▶ _Provided records_

****************

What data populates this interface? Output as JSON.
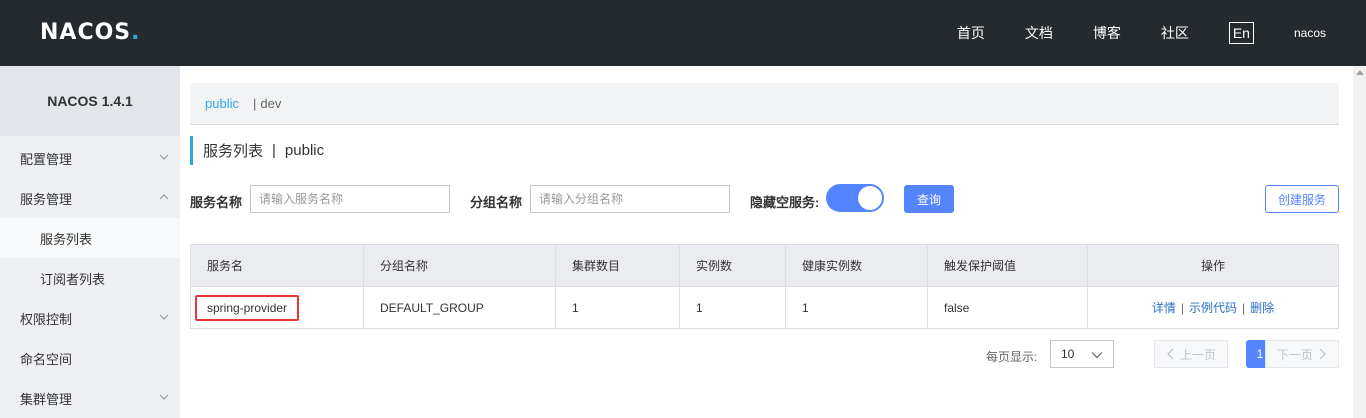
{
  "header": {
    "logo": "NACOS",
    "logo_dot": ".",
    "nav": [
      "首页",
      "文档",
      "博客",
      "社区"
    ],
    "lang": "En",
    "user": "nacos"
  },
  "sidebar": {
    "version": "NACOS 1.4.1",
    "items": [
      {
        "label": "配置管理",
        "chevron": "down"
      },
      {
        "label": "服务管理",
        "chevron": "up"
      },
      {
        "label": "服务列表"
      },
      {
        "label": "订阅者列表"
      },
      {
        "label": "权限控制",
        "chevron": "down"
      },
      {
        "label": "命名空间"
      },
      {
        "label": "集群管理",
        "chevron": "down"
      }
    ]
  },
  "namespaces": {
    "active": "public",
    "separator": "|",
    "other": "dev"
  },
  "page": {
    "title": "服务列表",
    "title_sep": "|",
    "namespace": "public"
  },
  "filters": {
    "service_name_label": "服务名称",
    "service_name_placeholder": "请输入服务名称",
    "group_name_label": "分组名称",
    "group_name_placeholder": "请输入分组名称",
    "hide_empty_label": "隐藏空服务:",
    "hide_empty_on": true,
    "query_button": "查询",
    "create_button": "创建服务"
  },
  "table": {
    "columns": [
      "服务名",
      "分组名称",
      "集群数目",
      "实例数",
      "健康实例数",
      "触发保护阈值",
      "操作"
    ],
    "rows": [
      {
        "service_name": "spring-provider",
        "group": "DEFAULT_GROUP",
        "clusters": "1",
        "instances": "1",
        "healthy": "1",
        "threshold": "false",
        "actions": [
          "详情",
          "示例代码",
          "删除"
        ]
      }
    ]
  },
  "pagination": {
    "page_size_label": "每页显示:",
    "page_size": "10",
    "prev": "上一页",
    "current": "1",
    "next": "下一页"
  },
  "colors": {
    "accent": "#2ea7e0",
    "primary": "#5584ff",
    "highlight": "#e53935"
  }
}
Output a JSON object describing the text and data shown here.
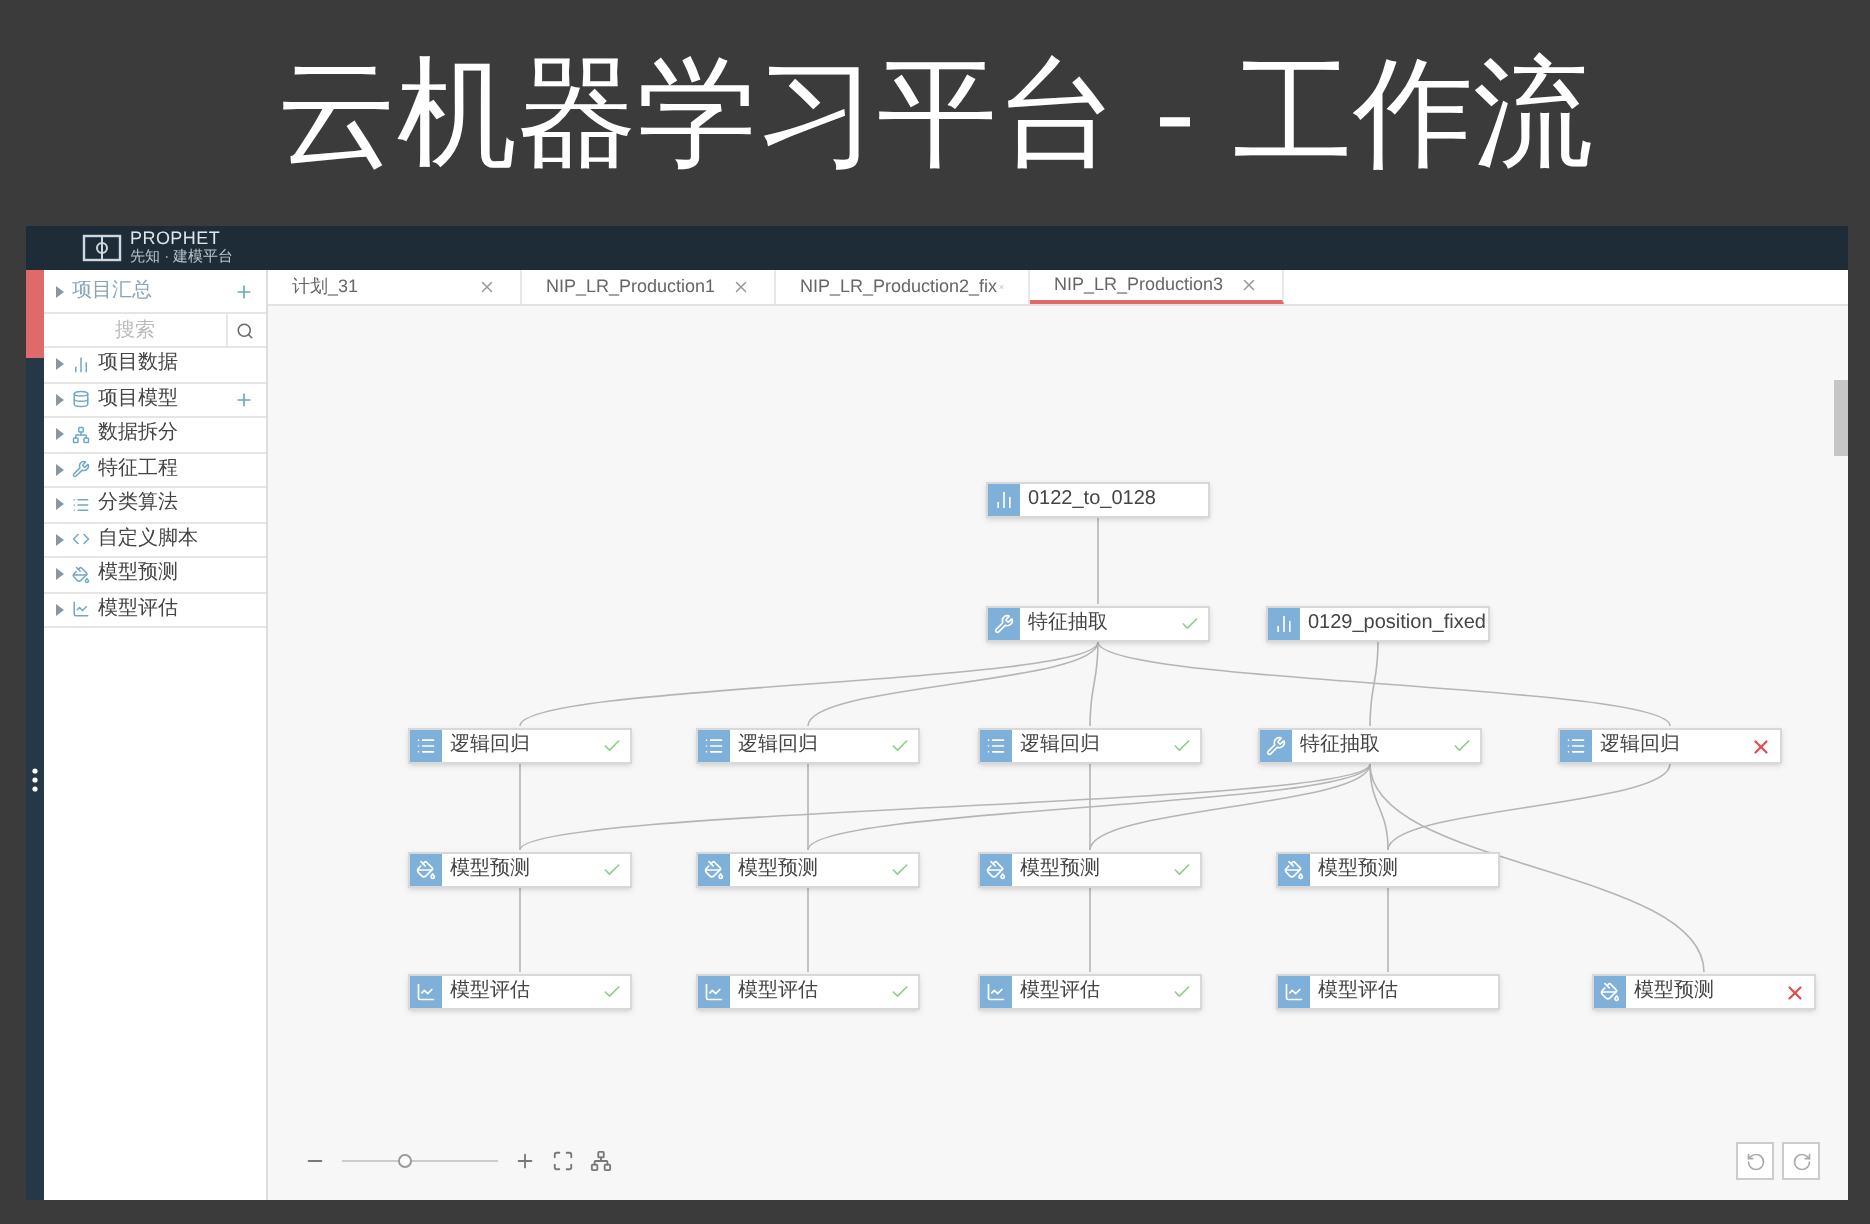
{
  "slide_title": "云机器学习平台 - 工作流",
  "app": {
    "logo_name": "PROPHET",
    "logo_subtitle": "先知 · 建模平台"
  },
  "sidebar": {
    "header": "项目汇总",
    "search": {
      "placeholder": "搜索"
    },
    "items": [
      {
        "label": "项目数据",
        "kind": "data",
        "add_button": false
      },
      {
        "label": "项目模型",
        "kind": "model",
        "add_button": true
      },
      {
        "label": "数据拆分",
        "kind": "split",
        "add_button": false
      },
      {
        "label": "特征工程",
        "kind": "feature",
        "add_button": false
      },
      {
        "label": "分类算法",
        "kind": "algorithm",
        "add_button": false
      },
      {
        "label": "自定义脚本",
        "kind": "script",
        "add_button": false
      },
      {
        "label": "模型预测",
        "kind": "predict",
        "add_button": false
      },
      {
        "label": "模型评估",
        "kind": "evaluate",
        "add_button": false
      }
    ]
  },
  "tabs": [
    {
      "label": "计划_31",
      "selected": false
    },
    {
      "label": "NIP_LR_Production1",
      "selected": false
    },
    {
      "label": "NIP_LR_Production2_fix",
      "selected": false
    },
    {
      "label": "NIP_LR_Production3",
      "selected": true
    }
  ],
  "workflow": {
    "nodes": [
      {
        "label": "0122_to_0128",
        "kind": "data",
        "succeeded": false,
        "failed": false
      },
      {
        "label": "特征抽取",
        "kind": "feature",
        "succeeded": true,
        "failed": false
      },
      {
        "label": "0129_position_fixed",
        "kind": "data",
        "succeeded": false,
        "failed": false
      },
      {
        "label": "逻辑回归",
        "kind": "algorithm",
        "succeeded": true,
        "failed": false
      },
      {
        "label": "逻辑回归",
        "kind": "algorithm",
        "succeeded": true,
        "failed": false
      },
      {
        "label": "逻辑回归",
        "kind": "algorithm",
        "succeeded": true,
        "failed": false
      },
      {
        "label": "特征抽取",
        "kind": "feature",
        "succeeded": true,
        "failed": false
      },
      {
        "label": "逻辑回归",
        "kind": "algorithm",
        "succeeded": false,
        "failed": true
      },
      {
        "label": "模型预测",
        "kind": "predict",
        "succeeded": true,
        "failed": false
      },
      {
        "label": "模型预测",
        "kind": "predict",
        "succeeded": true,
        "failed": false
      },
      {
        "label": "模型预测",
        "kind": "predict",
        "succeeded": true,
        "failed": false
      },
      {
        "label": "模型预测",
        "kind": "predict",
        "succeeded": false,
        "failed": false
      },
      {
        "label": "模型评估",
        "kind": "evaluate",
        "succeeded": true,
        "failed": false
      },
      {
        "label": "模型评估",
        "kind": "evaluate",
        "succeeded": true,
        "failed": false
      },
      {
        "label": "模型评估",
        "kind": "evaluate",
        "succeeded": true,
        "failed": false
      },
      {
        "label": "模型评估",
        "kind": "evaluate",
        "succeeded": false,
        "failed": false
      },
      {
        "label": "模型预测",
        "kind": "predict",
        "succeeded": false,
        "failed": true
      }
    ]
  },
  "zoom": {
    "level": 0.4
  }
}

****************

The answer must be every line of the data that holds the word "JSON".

What data populates this interface? Output as JSON.
Output a JSON object describing the text and data shown here.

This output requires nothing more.